P was not lacking for energy. He jumped at speed from one platform to the next.  He needed to learn how to control his speed so he could land on the platform.  He was certainly fun to watch as he leapt from one platform to the next.  I loved the air-planing of his ears!  These goats are full of such joy.  That’s something I very much wanted to preserve in their training.

Goat Diaries Day 4 Two platforms Pt 3 - A Less Than Perfect Goat - panel 5.png

Goat Diaries Day 4 Two platforms Pt 3 - A Less Than Perfect Goat - panel 6.png

The Goat Palace Journal for Dec. 14, 2017

That was then.  This is now.  Pellias had a session by himself first thing in the morning.  We had the length of the hallway to play in – thirty feet.  I had all the platforms out: the storage box at the far end, the narrow platforms set at right angles to one another in the middle, the larger foam platform at the near end, a “balance beam” of a thick piece of wood, and a couple of wooden mats.  Pellias had a glorious time bouncing from one platform to another.

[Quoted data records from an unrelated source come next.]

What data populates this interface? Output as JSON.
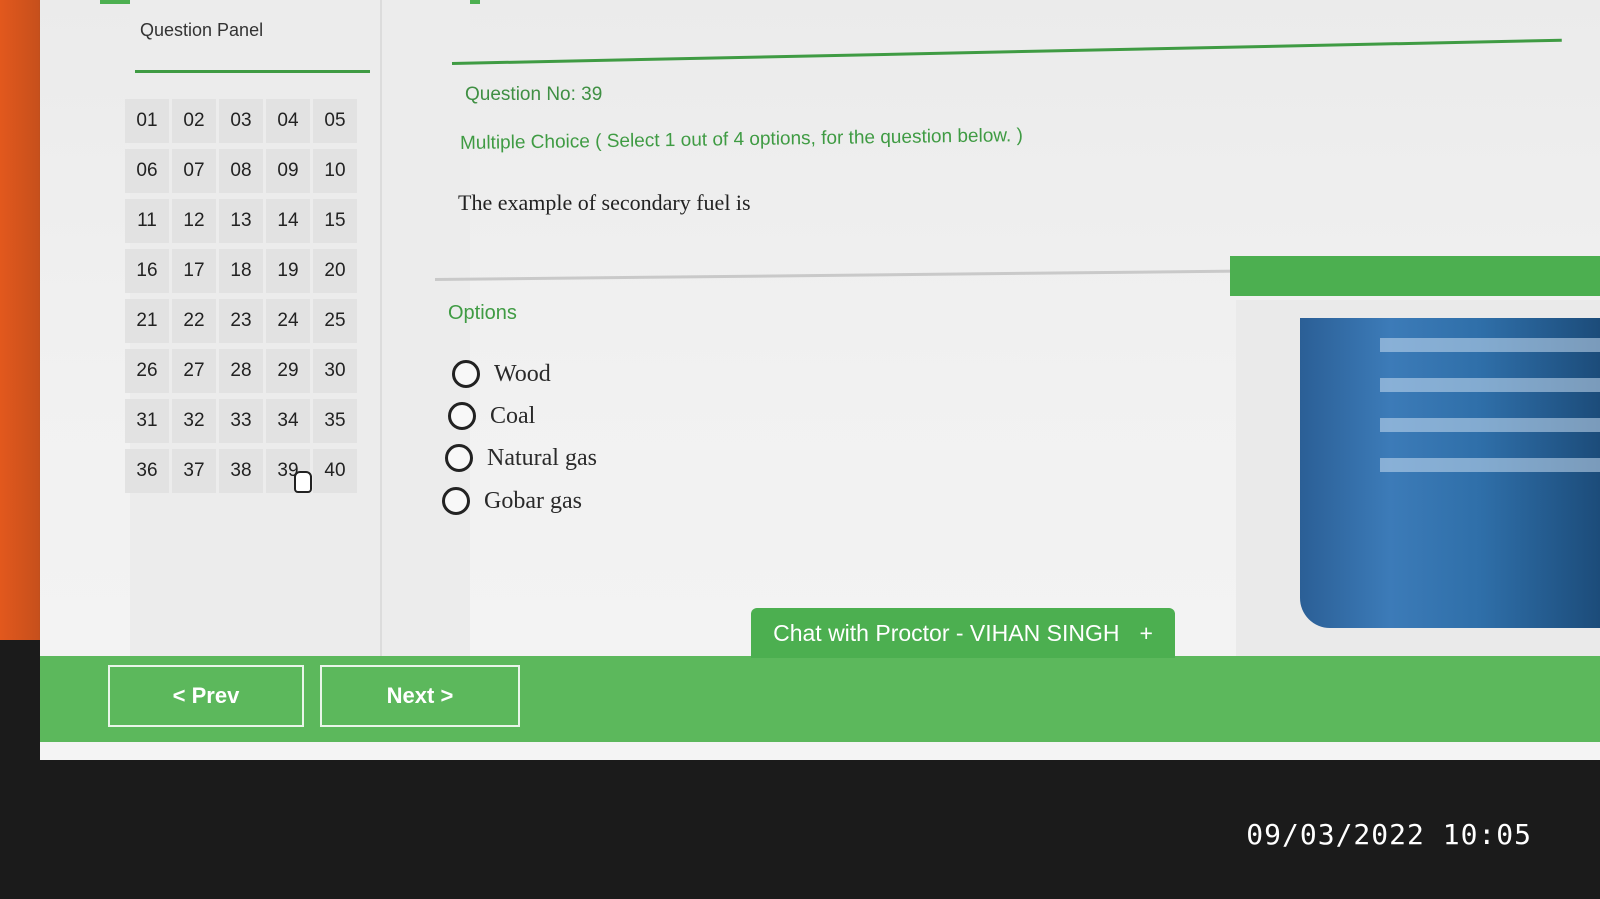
{
  "panel": {
    "title": "Question Panel",
    "numbers": [
      "01",
      "02",
      "03",
      "04",
      "05",
      "06",
      "07",
      "08",
      "09",
      "10",
      "11",
      "12",
      "13",
      "14",
      "15",
      "16",
      "17",
      "18",
      "19",
      "20",
      "21",
      "22",
      "23",
      "24",
      "25",
      "26",
      "27",
      "28",
      "29",
      "30",
      "31",
      "32",
      "33",
      "34",
      "35",
      "36",
      "37",
      "38",
      "39",
      "40"
    ]
  },
  "question": {
    "number_label": "Question No: 39",
    "type_label": "Multiple Choice ( Select 1 out of 4 options, for the question below. )",
    "text": "The example of secondary fuel is"
  },
  "options": {
    "label": "Options",
    "items": [
      "Wood",
      "Coal",
      "Natural gas",
      "Gobar gas"
    ]
  },
  "chat": {
    "label": "Chat with Proctor - VIHAN SINGH",
    "expand_symbol": "+"
  },
  "nav": {
    "prev_label": "< Prev",
    "next_label": "Next >"
  },
  "timestamp": "09/03/2022 10:05",
  "colors": {
    "accent_green": "#4caf50",
    "text_green": "#3f9b43"
  }
}
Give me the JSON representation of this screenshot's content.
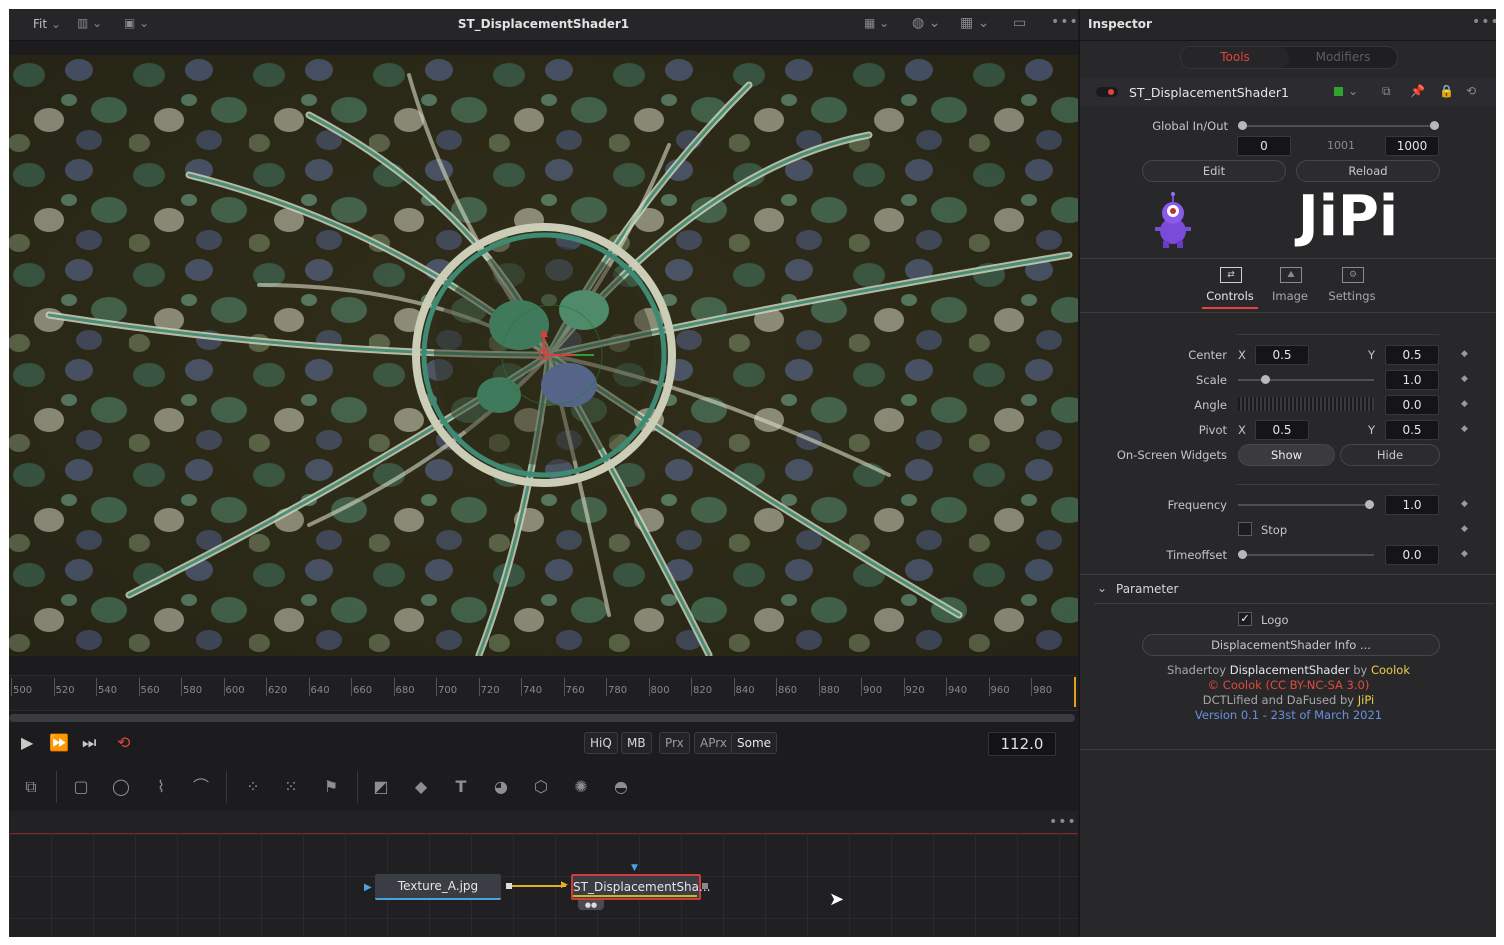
{
  "viewer": {
    "fit_label": "Fit",
    "title": "ST_DisplacementShader1",
    "resolution": "1200x675xint8"
  },
  "timeline": {
    "ticks": [
      "500",
      "520",
      "540",
      "560",
      "580",
      "600",
      "620",
      "640",
      "660",
      "680",
      "700",
      "720",
      "740",
      "760",
      "780",
      "800",
      "820",
      "840",
      "860",
      "880",
      "900",
      "920",
      "940",
      "960",
      "980"
    ]
  },
  "transport": {
    "buttons": [
      "HiQ",
      "MB",
      "Prx",
      "APrx",
      "Some"
    ],
    "current_frame": "112.0"
  },
  "nodes": {
    "input_node": "Texture_A.jpg",
    "shader_node": "ST_DisplacementSha..."
  },
  "inspector": {
    "title": "Inspector",
    "tabs": [
      "Tools",
      "Modifiers"
    ],
    "tool_name": "ST_DisplacementShader1",
    "global_label": "Global In/Out",
    "global_in": "0",
    "global_mid": "1001",
    "global_out": "1000",
    "edit_label": "Edit",
    "reload_label": "Reload",
    "logo_text": "JiPi",
    "subtabs": [
      "Controls",
      "Image",
      "Settings"
    ],
    "center_label": "Center",
    "center_x": "0.5",
    "center_y": "0.5",
    "scale_label": "Scale",
    "scale_value": "1.0",
    "angle_label": "Angle",
    "angle_value": "0.0",
    "pivot_label": "Pivot",
    "pivot_x": "0.5",
    "pivot_y": "0.5",
    "widgets_label": "On-Screen Widgets",
    "show_label": "Show",
    "hide_label": "Hide",
    "frequency_label": "Frequency",
    "frequency_value": "1.0",
    "stop_label": "Stop",
    "timeoffset_label": "Timeoffset",
    "timeoffset_value": "0.0",
    "x_label": "X",
    "y_label": "Y",
    "parameter_label": "Parameter",
    "logo_check_label": "Logo",
    "info_button": "DisplacementShader Info ...",
    "credit_1a": "Shadertoy ",
    "credit_1b": "DisplacementShader",
    "credit_1c": " by ",
    "credit_1d": "Coolok",
    "credit_2": "© Coolok (CC BY-NC-SA 3.0)",
    "credit_3a": "DCTLified and DaFused by ",
    "credit_3b": "JiPi",
    "credit_4": "Version 0.1 - 23st of March 2021"
  },
  "colors": {
    "accent_red": "#e0443c",
    "credit_yellow": "#e8d04a",
    "credit_red": "#e24a3a",
    "credit_blue": "#6b8fe0",
    "node_green": "#2fa52f"
  }
}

When I started with him in July his eagerness and energy would sometimes erupt into a charging head butt.  That behavior has completely disappeared (at least towards me. He’ll still have a go at Elyan and Galahad.)  I never punished him for these displays towards me.  Instead I stayed focused on showing him what I wanted.  Go from this platform to this one, and I will give you a treat.  Now he can bounce joyfully from one to another.  He can get excited and still stay in the game.  Training – it’s a wonderful thing!

I let Elyan join him for another game of leap frog.  Back and forth they went, from one platform to another.  Oh, and did I mention there was an open box of hay sitting by the gate?  I normally bring the hay out in empty shavings bags so the goats aren’t tempted.  I had run out of bags, so this morning I carried the hay out in a big plastic box.  While I was restocking my treat supply, the game stopped briefly.  They took advantage of the break to run over to the box to eat.  But as soon as the game was back on, they left the freely available food to play leap frog with me.  Training – it is a wonderful!

Coming Next: Goat Diaries Day 4 Eagerness